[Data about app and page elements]
[Start of section]

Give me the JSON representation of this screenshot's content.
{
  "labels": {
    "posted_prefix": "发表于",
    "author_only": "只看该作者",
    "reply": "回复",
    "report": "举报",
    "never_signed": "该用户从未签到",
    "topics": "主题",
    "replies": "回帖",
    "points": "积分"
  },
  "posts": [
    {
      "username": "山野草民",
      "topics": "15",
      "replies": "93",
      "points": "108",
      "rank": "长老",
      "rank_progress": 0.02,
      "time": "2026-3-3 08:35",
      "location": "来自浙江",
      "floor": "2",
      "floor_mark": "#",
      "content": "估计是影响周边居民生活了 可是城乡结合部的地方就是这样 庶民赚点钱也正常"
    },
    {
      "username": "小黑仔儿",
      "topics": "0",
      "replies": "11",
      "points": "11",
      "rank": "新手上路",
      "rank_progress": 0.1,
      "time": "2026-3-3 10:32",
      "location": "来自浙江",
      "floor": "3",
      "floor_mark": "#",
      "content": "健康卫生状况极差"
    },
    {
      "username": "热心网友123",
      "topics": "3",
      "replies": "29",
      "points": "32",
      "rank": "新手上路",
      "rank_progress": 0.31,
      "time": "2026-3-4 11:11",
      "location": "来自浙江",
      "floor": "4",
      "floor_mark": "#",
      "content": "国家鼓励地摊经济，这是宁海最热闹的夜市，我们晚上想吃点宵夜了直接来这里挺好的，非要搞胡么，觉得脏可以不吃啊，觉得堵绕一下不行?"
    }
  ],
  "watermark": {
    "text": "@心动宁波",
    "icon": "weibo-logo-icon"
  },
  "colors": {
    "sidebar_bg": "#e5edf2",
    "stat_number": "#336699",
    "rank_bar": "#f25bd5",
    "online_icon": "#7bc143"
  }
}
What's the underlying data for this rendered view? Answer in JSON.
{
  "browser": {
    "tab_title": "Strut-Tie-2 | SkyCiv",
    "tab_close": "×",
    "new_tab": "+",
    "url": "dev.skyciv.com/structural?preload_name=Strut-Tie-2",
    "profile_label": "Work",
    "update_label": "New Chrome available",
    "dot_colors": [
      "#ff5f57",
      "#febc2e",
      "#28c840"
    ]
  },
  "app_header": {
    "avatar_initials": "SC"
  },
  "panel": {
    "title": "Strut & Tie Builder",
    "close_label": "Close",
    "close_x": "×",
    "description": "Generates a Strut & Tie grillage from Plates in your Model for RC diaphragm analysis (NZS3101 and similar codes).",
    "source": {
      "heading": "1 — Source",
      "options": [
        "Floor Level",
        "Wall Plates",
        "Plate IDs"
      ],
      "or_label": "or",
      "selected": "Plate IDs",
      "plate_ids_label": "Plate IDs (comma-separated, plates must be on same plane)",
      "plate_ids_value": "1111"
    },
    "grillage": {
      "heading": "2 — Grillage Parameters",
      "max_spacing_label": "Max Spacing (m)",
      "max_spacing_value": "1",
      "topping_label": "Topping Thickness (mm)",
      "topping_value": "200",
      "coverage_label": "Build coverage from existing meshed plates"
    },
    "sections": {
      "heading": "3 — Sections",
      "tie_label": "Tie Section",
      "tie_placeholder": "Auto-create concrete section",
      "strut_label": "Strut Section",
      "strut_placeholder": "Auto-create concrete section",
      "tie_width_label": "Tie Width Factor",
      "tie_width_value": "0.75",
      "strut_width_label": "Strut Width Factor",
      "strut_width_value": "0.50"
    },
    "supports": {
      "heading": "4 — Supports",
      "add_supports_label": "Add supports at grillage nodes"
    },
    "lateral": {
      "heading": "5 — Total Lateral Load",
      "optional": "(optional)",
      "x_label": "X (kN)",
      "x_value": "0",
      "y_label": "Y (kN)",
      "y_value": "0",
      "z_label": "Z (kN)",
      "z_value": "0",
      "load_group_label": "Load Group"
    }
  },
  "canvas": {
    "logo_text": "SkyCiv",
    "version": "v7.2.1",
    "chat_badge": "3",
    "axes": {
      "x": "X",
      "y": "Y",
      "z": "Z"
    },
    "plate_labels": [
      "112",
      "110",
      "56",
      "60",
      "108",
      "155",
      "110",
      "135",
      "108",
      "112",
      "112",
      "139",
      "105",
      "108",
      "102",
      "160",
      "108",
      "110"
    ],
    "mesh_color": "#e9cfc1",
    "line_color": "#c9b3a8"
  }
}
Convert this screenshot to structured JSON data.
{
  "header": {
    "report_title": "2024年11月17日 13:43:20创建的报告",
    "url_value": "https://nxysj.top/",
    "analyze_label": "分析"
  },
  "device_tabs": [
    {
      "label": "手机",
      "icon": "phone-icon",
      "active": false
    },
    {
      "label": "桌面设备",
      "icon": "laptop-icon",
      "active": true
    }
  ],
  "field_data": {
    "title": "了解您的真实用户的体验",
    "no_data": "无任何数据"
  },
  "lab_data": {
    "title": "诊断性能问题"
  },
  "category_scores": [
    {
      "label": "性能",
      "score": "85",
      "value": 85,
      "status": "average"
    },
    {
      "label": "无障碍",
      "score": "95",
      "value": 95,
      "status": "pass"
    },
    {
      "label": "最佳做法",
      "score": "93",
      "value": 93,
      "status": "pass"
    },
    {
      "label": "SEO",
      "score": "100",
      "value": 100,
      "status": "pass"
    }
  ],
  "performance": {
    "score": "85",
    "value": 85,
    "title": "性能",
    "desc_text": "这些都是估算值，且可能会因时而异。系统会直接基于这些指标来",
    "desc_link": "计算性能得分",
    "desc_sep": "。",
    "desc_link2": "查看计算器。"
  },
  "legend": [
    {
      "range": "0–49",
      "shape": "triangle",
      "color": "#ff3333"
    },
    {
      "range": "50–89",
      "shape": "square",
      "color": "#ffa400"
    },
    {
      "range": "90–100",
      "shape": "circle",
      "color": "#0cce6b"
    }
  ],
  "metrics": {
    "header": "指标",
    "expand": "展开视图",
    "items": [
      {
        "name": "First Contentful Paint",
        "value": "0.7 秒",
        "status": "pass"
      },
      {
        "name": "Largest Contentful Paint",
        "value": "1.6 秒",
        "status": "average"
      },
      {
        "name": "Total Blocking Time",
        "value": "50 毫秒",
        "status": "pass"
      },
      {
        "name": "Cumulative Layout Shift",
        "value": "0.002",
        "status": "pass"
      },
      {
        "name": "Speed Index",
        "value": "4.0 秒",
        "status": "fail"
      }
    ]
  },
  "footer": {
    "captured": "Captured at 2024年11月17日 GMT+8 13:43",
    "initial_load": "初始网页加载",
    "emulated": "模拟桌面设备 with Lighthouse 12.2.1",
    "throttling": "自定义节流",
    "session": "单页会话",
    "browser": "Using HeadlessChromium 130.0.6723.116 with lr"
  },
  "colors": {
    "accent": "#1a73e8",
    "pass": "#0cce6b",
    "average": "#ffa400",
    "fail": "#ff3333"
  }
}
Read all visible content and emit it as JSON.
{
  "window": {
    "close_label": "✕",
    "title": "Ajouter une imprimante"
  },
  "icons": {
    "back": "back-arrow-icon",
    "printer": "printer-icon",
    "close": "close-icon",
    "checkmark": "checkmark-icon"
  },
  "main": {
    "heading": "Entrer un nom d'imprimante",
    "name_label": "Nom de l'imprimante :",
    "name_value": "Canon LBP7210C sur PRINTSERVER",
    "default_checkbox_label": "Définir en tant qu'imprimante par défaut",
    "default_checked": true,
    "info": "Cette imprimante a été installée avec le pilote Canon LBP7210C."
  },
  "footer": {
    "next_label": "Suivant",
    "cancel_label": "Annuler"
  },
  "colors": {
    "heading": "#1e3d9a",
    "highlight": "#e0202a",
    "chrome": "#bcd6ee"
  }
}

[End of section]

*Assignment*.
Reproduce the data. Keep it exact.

*The completed task*.
Give me the JSON representation of this screenshot's content.
{
  "labels": {
    "posted_prefix": "发表于",
    "author_only": "只看该作者",
    "reply": "回复",
    "report": "举报",
    "never_signed": "该用户从未签到",
    "topics": "主题",
    "replies": "回帖",
    "points": "积分"
  },
  "posts": [
    {
      "username": "山野草民",
      "topics": "15",
      "replies": "93",
      "points": "108",
      "rank": "长老",
      "rank_progress": 0.02,
      "time": "2026-3-3 08:35",
      "location": "来自浙江",
      "floor": "2",
      "floor_mark": "#",
      "content": "估计是影响周边居民生活了 可是城乡结合部的地方就是这样 庶民赚点钱也正常"
    },
    {
      "username": "小黑仔儿",
      "topics": "0",
      "replies": "11",
      "points": "11",
      "rank": "新手上路",
      "rank_progress": 0.1,
      "time": "2026-3-3 10:32",
      "location": "来自浙江",
      "floor": "3",
      "floor_mark": "#",
      "content": "健康卫生状况极差"
    },
    {
      "username": "热心网友123",
      "topics": "3",
      "replies": "29",
      "points": "32",
      "rank": "新手上路",
      "rank_progress": 0.31,
      "time": "2026-3-4 11:11",
      "location": "来自浙江",
      "floor": "4",
      "floor_mark": "#",
      "content": "国家鼓励地摊经济，这是宁海最热闹的夜市，我们晚上想吃点宵夜了直接来这里挺好的，非要搞胡么，觉得脏可以不吃啊，觉得堵绕一下不行?"
    }
  ],
  "watermark": {
    "text": "@心动宁波",
    "icon": "weibo-logo-icon"
  },
  "colors": {
    "sidebar_bg": "#e5edf2",
    "stat_number": "#336699",
    "rank_bar": "#f25bd5",
    "online_icon": "#7bc143"
  }
}
What's the underlying data for this rendered view? Answer in JSON.
{
  "browser": {
    "tab_title": "Strut-Tie-2 | SkyCiv",
    "tab_close": "×",
    "new_tab": "+",
    "url": "dev.skyciv.com/structural?preload_name=Strut-Tie-2",
    "profile_label": "Work",
    "update_label": "New Chrome available",
    "dot_colors": [
      "#ff5f57",
      "#febc2e",
      "#28c840"
    ]
  },
  "app_header": {
    "avatar_initials": "SC"
  },
  "panel": {
    "title": "Strut & Tie Builder",
    "close_label": "Close",
    "close_x": "×",
    "description": "Generates a Strut & Tie grillage from Plates in your Model for RC diaphragm analysis (NZS3101 and similar codes).",
    "source": {
      "heading": "1 — Source",
      "options": [
        "Floor Level",
        "Wall Plates",
        "Plate IDs"
      ],
      "or_label": "or",
      "selected": "Plate IDs",
      "plate_ids_label": "Plate IDs (comma-separated, plates must be on same plane)",
      "plate_ids_value": "1111"
    },
    "grillage": {
      "heading": "2 — Grillage Parameters",
      "max_spacing_label": "Max Spacing (m)",
      "max_spacing_value": "1",
      "topping_label": "Topping Thickness (mm)",
      "topping_value": "200",
      "coverage_label": "Build coverage from existing meshed plates"
    },
    "sections": {
      "heading": "3 — Sections",
      "tie_label": "Tie Section",
      "tie_placeholder": "Auto-create concrete section",
      "strut_label": "Strut Section",
      "strut_placeholder": "Auto-create concrete section",
      "tie_width_label": "Tie Width Factor",
      "tie_width_value": "0.75",
      "strut_width_label": "Strut Width Factor",
      "strut_width_value": "0.50"
    },
    "supports": {
      "heading": "4 — Supports",
      "add_supports_label": "Add supports at grillage nodes"
    },
    "lateral": {
      "heading": "5 — Total Lateral Load",
      "optional": "(optional)",
      "x_label": "X (kN)",
      "x_value": "0",
      "y_label": "Y (kN)",
      "y_value": "0",
      "z_label": "Z (kN)",
      "z_value": "0",
      "load_group_label": "Load Group"
    }
  },
  "canvas": {
    "logo_text": "SkyCiv",
    "version": "v7.2.1",
    "chat_badge": "3",
    "axes": {
      "x": "X",
      "y": "Y",
      "z": "Z"
    },
    "plate_labels": [
      "112",
      "110",
      "56",
      "60",
      "108",
      "155",
      "110",
      "135",
      "108",
      "112",
      "112",
      "139",
      "105",
      "108",
      "102",
      "160",
      "108",
      "110"
    ],
    "mesh_color": "#e9cfc1",
    "line_color": "#c9b3a8"
  }
}
Convert this screenshot to structured JSON data.
{
  "header": {
    "report_title": "2024年11月17日 13:43:20创建的报告",
    "url_value": "https://nxysj.top/",
    "analyze_label": "分析"
  },
  "device_tabs": [
    {
      "label": "手机",
      "icon": "phone-icon",
      "active": false
    },
    {
      "label": "桌面设备",
      "icon": "laptop-icon",
      "active": true
    }
  ],
  "field_data": {
    "title": "了解您的真实用户的体验",
    "no_data": "无任何数据"
  },
  "lab_data": {
    "title": "诊断性能问题"
  },
  "category_scores": [
    {
      "label": "性能",
      "score": "85",
      "value": 85,
      "status": "average"
    },
    {
      "label": "无障碍",
      "score": "95",
      "value": 95,
      "status": "pass"
    },
    {
      "label": "最佳做法",
      "score": "93",
      "value": 93,
      "status": "pass"
    },
    {
      "label": "SEO",
      "score": "100",
      "value": 100,
      "status": "pass"
    }
  ],
  "performance": {
    "score": "85",
    "value": 85,
    "title": "性能",
    "desc_text": "这些都是估算值，且可能会因时而异。系统会直接基于这些指标来",
    "desc_link": "计算性能得分",
    "desc_sep": "。",
    "desc_link2": "查看计算器。"
  },
  "legend": [
    {
      "range": "0–49",
      "shape": "triangle",
      "color": "#ff3333"
    },
    {
      "range": "50–89",
      "shape": "square",
      "color": "#ffa400"
    },
    {
      "range": "90–100",
      "shape": "circle",
      "color": "#0cce6b"
    }
  ],
  "metrics": {
    "header": "指标",
    "expand": "展开视图",
    "items": [
      {
        "name": "First Contentful Paint",
        "value": "0.7 秒",
        "status": "pass"
      },
      {
        "name": "Largest Contentful Paint",
        "value": "1.6 秒",
        "status": "average"
      },
      {
        "name": "Total Blocking Time",
        "value": "50 毫秒",
        "status": "pass"
      },
      {
        "name": "Cumulative Layout Shift",
        "value": "0.002",
        "status": "pass"
      },
      {
        "name": "Speed Index",
        "value": "4.0 秒",
        "status": "fail"
      }
    ]
  },
  "footer": {
    "captured": "Captured at 2024年11月17日 GMT+8 13:43",
    "initial_load": "初始网页加载",
    "emulated": "模拟桌面设备 with Lighthouse 12.2.1",
    "throttling": "自定义节流",
    "session": "单页会话",
    "browser": "Using HeadlessChromium 130.0.6723.116 with lr"
  },
  "colors": {
    "accent": "#1a73e8",
    "pass": "#0cce6b",
    "average": "#ffa400",
    "fail": "#ff3333"
  }
}
Read all visible content and emit it as JSON.
{
  "window": {
    "close_label": "✕",
    "title": "Ajouter une imprimante"
  },
  "icons": {
    "back": "back-arrow-icon",
    "printer": "printer-icon",
    "close": "close-icon",
    "checkmark": "checkmark-icon"
  },
  "main": {
    "heading": "Entrer un nom d'imprimante",
    "name_label": "Nom de l'imprimante :",
    "name_value": "Canon LBP7210C sur PRINTSERVER",
    "default_checkbox_label": "Définir en tant qu'imprimante par défaut",
    "default_checked": true,
    "info": "Cette imprimante a été installée avec le pilote Canon LBP7210C."
  },
  "footer": {
    "next_label": "Suivant",
    "cancel_label": "Annuler"
  },
  "colors": {
    "heading": "#1e3d9a",
    "highlight": "#e0202a",
    "chrome": "#bcd6ee"
  }
}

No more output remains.